§ Problem to work on: Report every line of the records below that contains the word "JSON".

§ Dataset entries:
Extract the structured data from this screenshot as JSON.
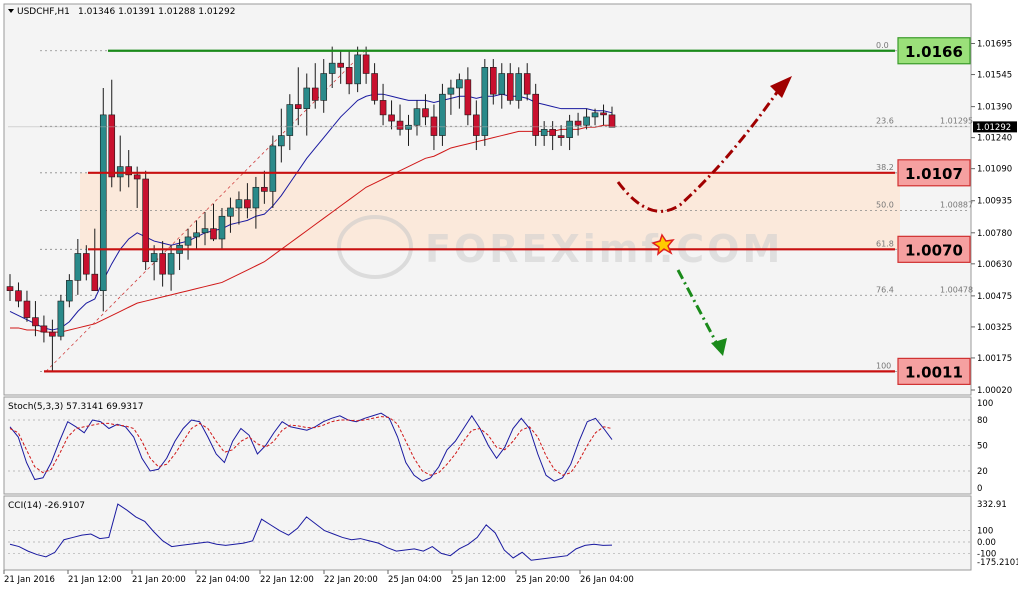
{
  "header": {
    "symbol": "USDCHF,H1",
    "ohlc": "1.01346 1.01391 1.01288 1.01292"
  },
  "chart_data": {
    "type": "candlestick",
    "symbol": "USDCHF",
    "timeframe": "H1",
    "ylim": [
      1.0002,
      1.0177
    ],
    "price_ticks": [
      "1.01695",
      "1.01545",
      "1.01390",
      "1.01240",
      "1.01090",
      "1.00935",
      "1.00780",
      "1.00630",
      "1.00475",
      "1.00325",
      "1.00175",
      "1.00020"
    ],
    "time_labels": [
      "21 Jan 2016",
      "21 Jan 12:00",
      "21 Jan 20:00",
      "22 Jan 04:00",
      "22 Jan 12:00",
      "22 Jan 20:00",
      "25 Jan 04:00",
      "25 Jan 12:00",
      "25 Jan 20:00",
      "26 Jan 04:00"
    ],
    "current_price": "1.01292",
    "candles": [
      {
        "o": 1.0052,
        "h": 1.0058,
        "l": 1.0045,
        "c": 1.005
      },
      {
        "o": 1.005,
        "h": 1.0054,
        "l": 1.0042,
        "c": 1.0045
      },
      {
        "o": 1.0045,
        "h": 1.005,
        "l": 1.0035,
        "c": 1.0037
      },
      {
        "o": 1.0037,
        "h": 1.0045,
        "l": 1.0028,
        "c": 1.0033
      },
      {
        "o": 1.0033,
        "h": 1.0038,
        "l": 1.0025,
        "c": 1.003
      },
      {
        "o": 1.003,
        "h": 1.0036,
        "l": 1.0011,
        "c": 1.0028
      },
      {
        "o": 1.0028,
        "h": 1.0048,
        "l": 1.0026,
        "c": 1.0045
      },
      {
        "o": 1.0045,
        "h": 1.0058,
        "l": 1.0042,
        "c": 1.0055
      },
      {
        "o": 1.0055,
        "h": 1.0075,
        "l": 1.0048,
        "c": 1.0068
      },
      {
        "o": 1.0068,
        "h": 1.0072,
        "l": 1.0055,
        "c": 1.0058
      },
      {
        "o": 1.0058,
        "h": 1.008,
        "l": 1.005,
        "c": 1.005
      },
      {
        "o": 1.005,
        "h": 1.0148,
        "l": 1.004,
        "c": 1.0135
      },
      {
        "o": 1.0135,
        "h": 1.0152,
        "l": 1.01,
        "c": 1.0105
      },
      {
        "o": 1.0105,
        "h": 1.0125,
        "l": 1.0098,
        "c": 1.011
      },
      {
        "o": 1.011,
        "h": 1.0118,
        "l": 1.01,
        "c": 1.0106
      },
      {
        "o": 1.0106,
        "h": 1.011,
        "l": 1.009,
        "c": 1.0104
      },
      {
        "o": 1.0104,
        "h": 1.0108,
        "l": 1.006,
        "c": 1.0064
      },
      {
        "o": 1.0064,
        "h": 1.0072,
        "l": 1.0055,
        "c": 1.0068
      },
      {
        "o": 1.0068,
        "h": 1.0074,
        "l": 1.0052,
        "c": 1.0058
      },
      {
        "o": 1.0058,
        "h": 1.0072,
        "l": 1.005,
        "c": 1.0068
      },
      {
        "o": 1.0068,
        "h": 1.0075,
        "l": 1.006,
        "c": 1.0072
      },
      {
        "o": 1.0072,
        "h": 1.008,
        "l": 1.0065,
        "c": 1.0076
      },
      {
        "o": 1.0076,
        "h": 1.0084,
        "l": 1.007,
        "c": 1.0078
      },
      {
        "o": 1.0078,
        "h": 1.0088,
        "l": 1.0072,
        "c": 1.008
      },
      {
        "o": 1.008,
        "h": 1.0092,
        "l": 1.0074,
        "c": 1.0075
      },
      {
        "o": 1.0075,
        "h": 1.009,
        "l": 1.007,
        "c": 1.0086
      },
      {
        "o": 1.0086,
        "h": 1.0095,
        "l": 1.0078,
        "c": 1.009
      },
      {
        "o": 1.009,
        "h": 1.0098,
        "l": 1.0082,
        "c": 1.0094
      },
      {
        "o": 1.0094,
        "h": 1.0102,
        "l": 1.0085,
        "c": 1.009
      },
      {
        "o": 1.009,
        "h": 1.0105,
        "l": 1.008,
        "c": 1.01
      },
      {
        "o": 1.01,
        "h": 1.0108,
        "l": 1.0092,
        "c": 1.0098
      },
      {
        "o": 1.0098,
        "h": 1.0125,
        "l": 1.009,
        "c": 1.012
      },
      {
        "o": 1.012,
        "h": 1.0138,
        "l": 1.0112,
        "c": 1.0125
      },
      {
        "o": 1.0125,
        "h": 1.0145,
        "l": 1.0118,
        "c": 1.014
      },
      {
        "o": 1.014,
        "h": 1.0158,
        "l": 1.013,
        "c": 1.0138
      },
      {
        "o": 1.0138,
        "h": 1.0155,
        "l": 1.0125,
        "c": 1.0148
      },
      {
        "o": 1.0148,
        "h": 1.016,
        "l": 1.0138,
        "c": 1.0142
      },
      {
        "o": 1.0142,
        "h": 1.0162,
        "l": 1.0136,
        "c": 1.0155
      },
      {
        "o": 1.0155,
        "h": 1.0168,
        "l": 1.0148,
        "c": 1.016
      },
      {
        "o": 1.016,
        "h": 1.0166,
        "l": 1.015,
        "c": 1.0158
      },
      {
        "o": 1.0158,
        "h": 1.0166,
        "l": 1.0145,
        "c": 1.015
      },
      {
        "o": 1.015,
        "h": 1.0168,
        "l": 1.0146,
        "c": 1.0164
      },
      {
        "o": 1.0164,
        "h": 1.0168,
        "l": 1.015,
        "c": 1.0155
      },
      {
        "o": 1.0155,
        "h": 1.016,
        "l": 1.014,
        "c": 1.0142
      },
      {
        "o": 1.0142,
        "h": 1.015,
        "l": 1.013,
        "c": 1.0135
      },
      {
        "o": 1.0135,
        "h": 1.0142,
        "l": 1.0128,
        "c": 1.0132
      },
      {
        "o": 1.0132,
        "h": 1.014,
        "l": 1.0125,
        "c": 1.0128
      },
      {
        "o": 1.0128,
        "h": 1.0135,
        "l": 1.012,
        "c": 1.013
      },
      {
        "o": 1.013,
        "h": 1.0142,
        "l": 1.0125,
        "c": 1.0138
      },
      {
        "o": 1.0138,
        "h": 1.0145,
        "l": 1.013,
        "c": 1.0134
      },
      {
        "o": 1.0134,
        "h": 1.014,
        "l": 1.0118,
        "c": 1.0125
      },
      {
        "o": 1.0125,
        "h": 1.015,
        "l": 1.012,
        "c": 1.0145
      },
      {
        "o": 1.0145,
        "h": 1.0152,
        "l": 1.0135,
        "c": 1.0148
      },
      {
        "o": 1.0148,
        "h": 1.0155,
        "l": 1.0138,
        "c": 1.0152
      },
      {
        "o": 1.0152,
        "h": 1.0158,
        "l": 1.013,
        "c": 1.0135
      },
      {
        "o": 1.0135,
        "h": 1.0142,
        "l": 1.0118,
        "c": 1.0125
      },
      {
        "o": 1.0125,
        "h": 1.0162,
        "l": 1.012,
        "c": 1.0158
      },
      {
        "o": 1.0158,
        "h": 1.0162,
        "l": 1.014,
        "c": 1.0145
      },
      {
        "o": 1.0145,
        "h": 1.016,
        "l": 1.0138,
        "c": 1.0155
      },
      {
        "o": 1.0155,
        "h": 1.016,
        "l": 1.014,
        "c": 1.0142
      },
      {
        "o": 1.0142,
        "h": 1.0158,
        "l": 1.0138,
        "c": 1.0155
      },
      {
        "o": 1.0155,
        "h": 1.016,
        "l": 1.0142,
        "c": 1.0145
      },
      {
        "o": 1.0145,
        "h": 1.015,
        "l": 1.012,
        "c": 1.0125
      },
      {
        "o": 1.0125,
        "h": 1.0132,
        "l": 1.012,
        "c": 1.0128
      },
      {
        "o": 1.0128,
        "h": 1.0132,
        "l": 1.0118,
        "c": 1.0125
      },
      {
        "o": 1.0125,
        "h": 1.013,
        "l": 1.012,
        "c": 1.0124
      },
      {
        "o": 1.0124,
        "h": 1.0135,
        "l": 1.0118,
        "c": 1.0132
      },
      {
        "o": 1.0132,
        "h": 1.0136,
        "l": 1.0125,
        "c": 1.013
      },
      {
        "o": 1.013,
        "h": 1.0138,
        "l": 1.0128,
        "c": 1.0134
      },
      {
        "o": 1.0134,
        "h": 1.0138,
        "l": 1.013,
        "c": 1.0136
      },
      {
        "o": 1.0136,
        "h": 1.014,
        "l": 1.013,
        "c": 1.0135
      },
      {
        "o": 1.0135,
        "h": 1.0139,
        "l": 1.0129,
        "c": 1.0129
      }
    ],
    "ma_blue": [
      1.004,
      1.0038,
      1.0036,
      1.0034,
      1.0032,
      1.0031,
      1.0032,
      1.0035,
      1.004,
      1.0044,
      1.0046,
      1.0055,
      1.0063,
      1.007,
      1.0075,
      1.0078,
      1.0076,
      1.0074,
      1.0073,
      1.0072,
      1.0073,
      1.0074,
      1.0076,
      1.0078,
      1.0079,
      1.008,
      1.0082,
      1.0083,
      1.0084,
      1.0086,
      1.0087,
      1.0091,
      1.0096,
      1.0102,
      1.0108,
      1.0114,
      1.0119,
      1.0124,
      1.0129,
      1.0134,
      1.0138,
      1.0142,
      1.0144,
      1.0145,
      1.0145,
      1.0144,
      1.0143,
      1.0142,
      1.0142,
      1.0142,
      1.0141,
      1.0142,
      1.0143,
      1.0144,
      1.0144,
      1.0143,
      1.0144,
      1.0144,
      1.0145,
      1.0144,
      1.0144,
      1.0143,
      1.0141,
      1.014,
      1.0139,
      1.0138,
      1.0138,
      1.0138,
      1.0138,
      1.0137,
      1.0137,
      1.0136
    ],
    "ma_red": [
      1.0032,
      1.0032,
      1.0031,
      1.0031,
      1.003,
      1.003,
      1.003,
      1.0031,
      1.0032,
      1.0033,
      1.0034,
      1.0036,
      1.0038,
      1.004,
      1.0042,
      1.0044,
      1.0045,
      1.0046,
      1.0047,
      1.0048,
      1.0049,
      1.005,
      1.0051,
      1.0052,
      1.0053,
      1.0054,
      1.0056,
      1.0058,
      1.006,
      1.0062,
      1.0064,
      1.0067,
      1.007,
      1.0073,
      1.0076,
      1.0079,
      1.0082,
      1.0085,
      1.0088,
      1.0091,
      1.0094,
      1.0097,
      1.01,
      1.0102,
      1.0104,
      1.0106,
      1.0108,
      1.011,
      1.0112,
      1.0114,
      1.0115,
      1.0117,
      1.0119,
      1.012,
      1.0121,
      1.0122,
      1.0123,
      1.0124,
      1.0125,
      1.0126,
      1.0127,
      1.0127,
      1.0127,
      1.0127,
      1.0127,
      1.0128,
      1.0128,
      1.0128,
      1.0129,
      1.0129,
      1.013,
      1.013
    ],
    "horizontal_levels": [
      {
        "label": "1.0166",
        "price": 1.0166,
        "style": "green"
      },
      {
        "label": "1.0107",
        "price": 1.0107,
        "style": "red"
      },
      {
        "label": "1.0070",
        "price": 1.007,
        "style": "red"
      },
      {
        "label": "1.0011",
        "price": 1.0011,
        "style": "red"
      }
    ],
    "fibonacci": {
      "levels": [
        {
          "ratio": "0.0",
          "price": 1.0166
        },
        {
          "ratio": "23.6",
          "price": 1.01295,
          "price_label": "1.01295"
        },
        {
          "ratio": "38.2",
          "price": 1.0107
        },
        {
          "ratio": "50.0",
          "price": 1.00887,
          "price_label": "1.00887"
        },
        {
          "ratio": "61.8",
          "price": 1.007
        },
        {
          "ratio": "76.4",
          "price": 1.00478,
          "price_label": "1.00478"
        },
        {
          "ratio": "100",
          "price": 1.0011
        }
      ]
    },
    "stochastic": {
      "header": "Stoch(5,3,3) 57.3141 69.9317",
      "ticks": [
        "100",
        "80",
        "50",
        "20",
        "0"
      ],
      "main": [
        72,
        60,
        30,
        10,
        12,
        30,
        55,
        78,
        72,
        65,
        80,
        78,
        70,
        75,
        72,
        60,
        35,
        20,
        22,
        35,
        55,
        70,
        80,
        78,
        60,
        40,
        30,
        55,
        70,
        62,
        40,
        50,
        65,
        78,
        72,
        70,
        68,
        72,
        78,
        82,
        85,
        80,
        78,
        82,
        85,
        88,
        82,
        60,
        30,
        15,
        8,
        12,
        25,
        45,
        55,
        70,
        85,
        70,
        50,
        35,
        48,
        70,
        82,
        70,
        40,
        15,
        8,
        12,
        28,
        55,
        78,
        82,
        70,
        57
      ],
      "signal": [
        70,
        65,
        45,
        25,
        18,
        22,
        40,
        60,
        70,
        72,
        74,
        76,
        76,
        74,
        73,
        70,
        55,
        35,
        25,
        28,
        40,
        55,
        70,
        76,
        70,
        55,
        42,
        45,
        55,
        60,
        52,
        48,
        55,
        68,
        74,
        73,
        71,
        71,
        74,
        78,
        80,
        80,
        79,
        80,
        82,
        84,
        83,
        75,
        55,
        35,
        20,
        15,
        18,
        28,
        40,
        55,
        68,
        70,
        62,
        48,
        45,
        55,
        68,
        72,
        60,
        38,
        22,
        15,
        18,
        32,
        50,
        65,
        72,
        70
      ]
    },
    "cci": {
      "header": "CCI(14) -26.9107",
      "ticks": [
        "332.91",
        "100",
        "0.00",
        "-100",
        "-175.2101"
      ],
      "values": [
        -20,
        -40,
        -80,
        -110,
        -130,
        -90,
        20,
        40,
        60,
        70,
        30,
        40,
        332,
        280,
        220,
        180,
        90,
        10,
        -40,
        -30,
        -20,
        -10,
        0,
        -20,
        -30,
        -20,
        -10,
        10,
        200,
        150,
        100,
        60,
        120,
        220,
        160,
        100,
        70,
        40,
        20,
        30,
        10,
        -10,
        -50,
        -80,
        -70,
        -60,
        -80,
        -40,
        -100,
        -120,
        -60,
        -20,
        40,
        150,
        80,
        -70,
        -140,
        -90,
        -160,
        -150,
        -140,
        -130,
        -120,
        -60,
        -30,
        -20,
        -30,
        -27
      ]
    },
    "watermark": "FOREXimf.COM"
  }
}
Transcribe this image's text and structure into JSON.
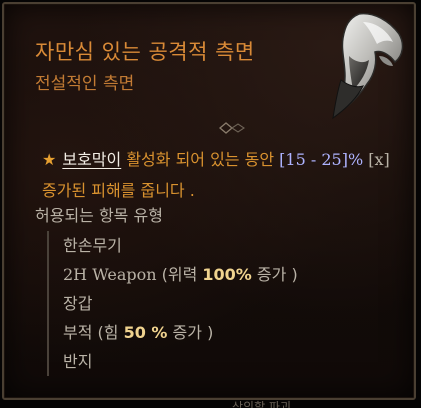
{
  "tooltip": {
    "title": "자만심 있는 공격적 측면",
    "subtitle": "전설적인 측면",
    "item_art_icon": "scythe-blade-icon",
    "affix": {
      "star": "★",
      "keyword": "보호막이",
      "text_a": " 활성화 되어 있는 동안 ",
      "value": "[15 - 25]%",
      "tag": " [x]",
      "text_b": " 증가된 피해를 줍니다 ."
    },
    "allowed_header": "허용되는 항목 유형",
    "allowed_items": [
      {
        "name": "한손무기"
      },
      {
        "name_en": "2H Weapon",
        "paren_open": " (위력 ",
        "num": "100%",
        "paren_close": " 증가 )"
      },
      {
        "name": "장갑"
      },
      {
        "name": "부적",
        "paren_open": " (힘 ",
        "num": "50 %",
        "paren_close": " 증가 )"
      },
      {
        "name": "반지"
      }
    ],
    "cutoff_text": "상의할 파괴"
  },
  "colors": {
    "title": "#d98a37",
    "keyword": "#f2ede4",
    "value": "#aeb3ff",
    "body": "#b9b2a6",
    "highlight_number": "#f0d38f"
  }
}
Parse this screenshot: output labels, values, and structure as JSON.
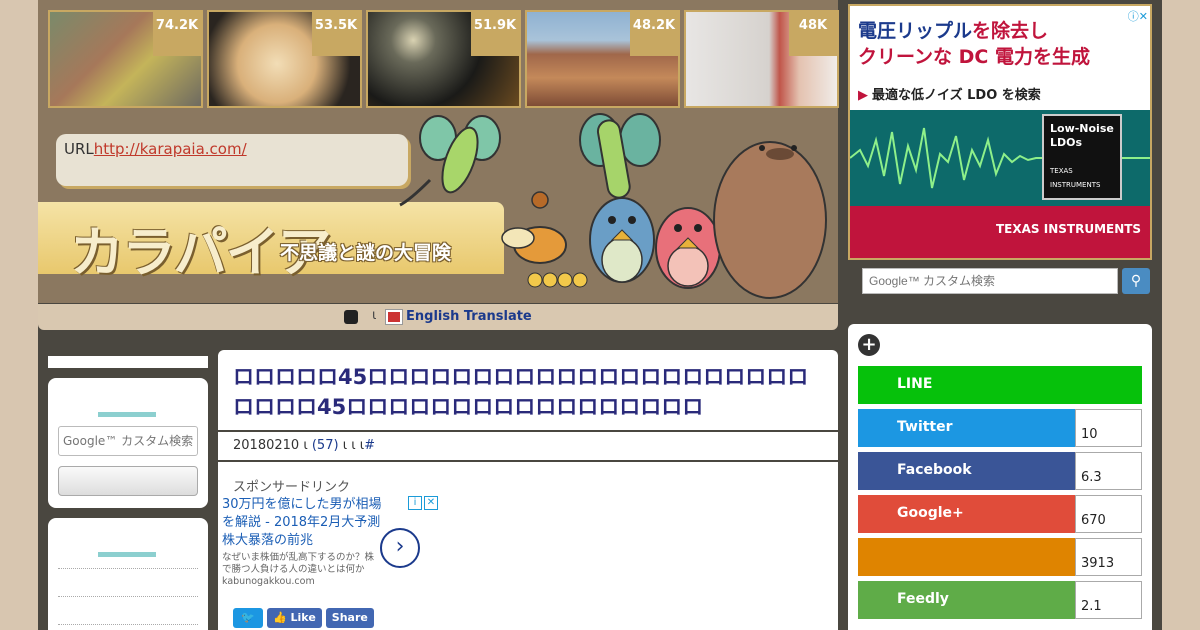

§ Exercise result:
Extract the structured data from this screenshot as JSON.
Transcribe this image's text and structure into JSON.
Parse this screenshot: output labels, values, and structure as JSON.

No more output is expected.